A lot of people that are on the homeopathic route should know this: Certain essential oils might help. I use Lavender. Sometimes I add a little Vanilla to the Lavender because that’s a calming combination for me, but Chamomile is also really helpful. I purchase these oils from TheOrganicWitch.com. Her prices are very reasonable for a 1 ounce bottle, and she often has a Buy 3 or 4, Get 1 Free deals going, so you get the oil you need, and often find a new one that helps with something else. Find out which oils work best for you, but know that not every one of them is safe for direct skin contact. Peppermint needs a carrier oil (in a pinch, olive works just fine since most of us have that on hand.). I find that Spearmint doesn’t irritate me or my skin when applied directly, and it’s easier on the senses, especially if you are super sensitive to fragrance, which I am. With Lavender I literally dip a Q-tip into it and apply a little to my temples, the spot on the forehead that is the “Third Eye”, behind my ears, and on my wrists. When using these oils, try your damndest to stay away from your pets to avoid direct contact with fragrance itself. Continued exposure to most is poisonous to them, but occasional exposure will not kill your dog/cat. Tea Tree Oil is the exception, they shouldn’t EVER be exposed to it as it is 100% toxic to them. My cat automatically moves away from anything she finds repulsive scent wise, so I don’t worry about her being curious. If you can’t flush the used Q-tip, toss it at the very bottom of your garbage can/bag. Your garbage will smell fantastic, and it will keep your pet away from the remnants of the oil.
Hydration during a migraine and throughout the recovery process is key.
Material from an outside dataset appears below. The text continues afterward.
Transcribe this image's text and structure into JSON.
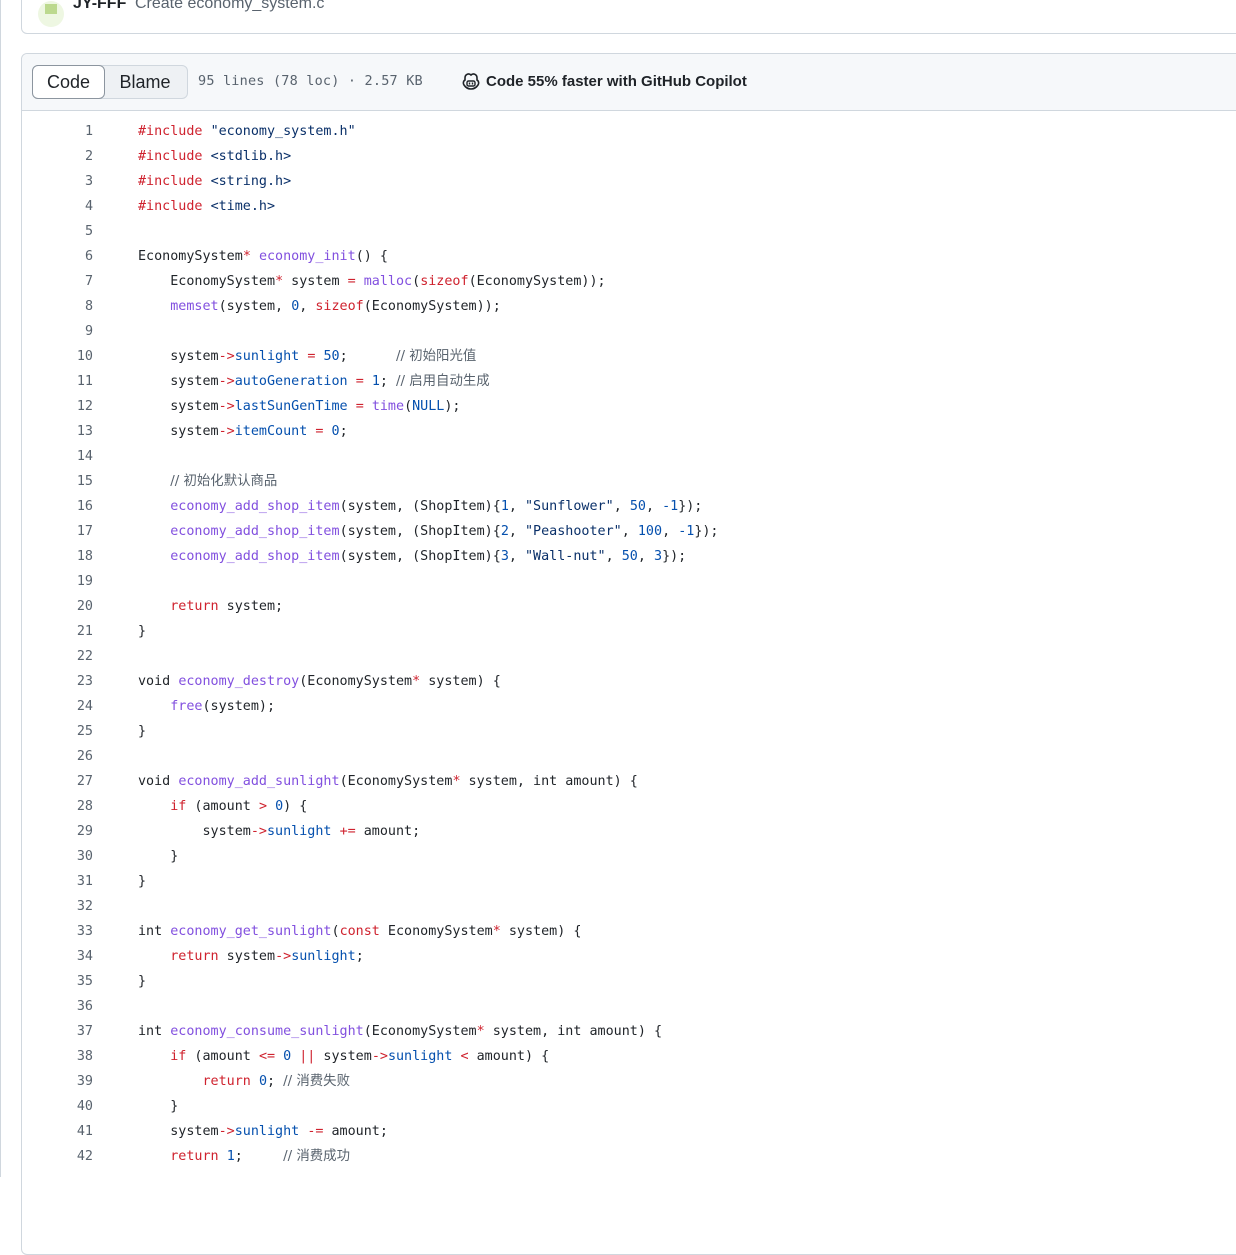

I’ve had people say “You need to drink more fluids. When you get a headache your brain is thirsty.” I honestly don’t think it’s possible for anyone to drink more water than I do, but I did have to work on this theory of the dehydrated brain. Initially I experimented with things like Gatorade and Powerade (not in large amounts), but have since moved on to Coconut Water which can’t hurt. I tend to keep Zico Dark Chocolate Coconut Water on hand for migraines. If it’s not cold, I pour it over a couple of ice cubes and sip as much of a bottle as I can. I cannot begin to tell you how many times this has saved me from additional pain and suffering. There are many times I drink one as soon as I’ve taken migraine medication, and if I then take a short nap, I wake up feeling like I never had pain in my head. Not all the time, but a high percentage of the time. I recommend Zico’s Coconut Water because all of the other brands I’ve tried tasted vile to me, including Zico’s Natural and other flavored products (I think it’s Pineapple or Mango, I don’t remember for certain.). If you’re already used to the taste, go for it, but the one I’ve recommended is, by far, the superior tasting product and when you have a migraine, taste does often count.
I’ve got other migraine tips, but these are the ones that most come to mind right now. If this helps just one person, then it was worth the effort.
Do you have any migraine or pain related tip(s) you’d like to share? If so, leave a message in the comments section or feel free to send me a private message.
Until next time…..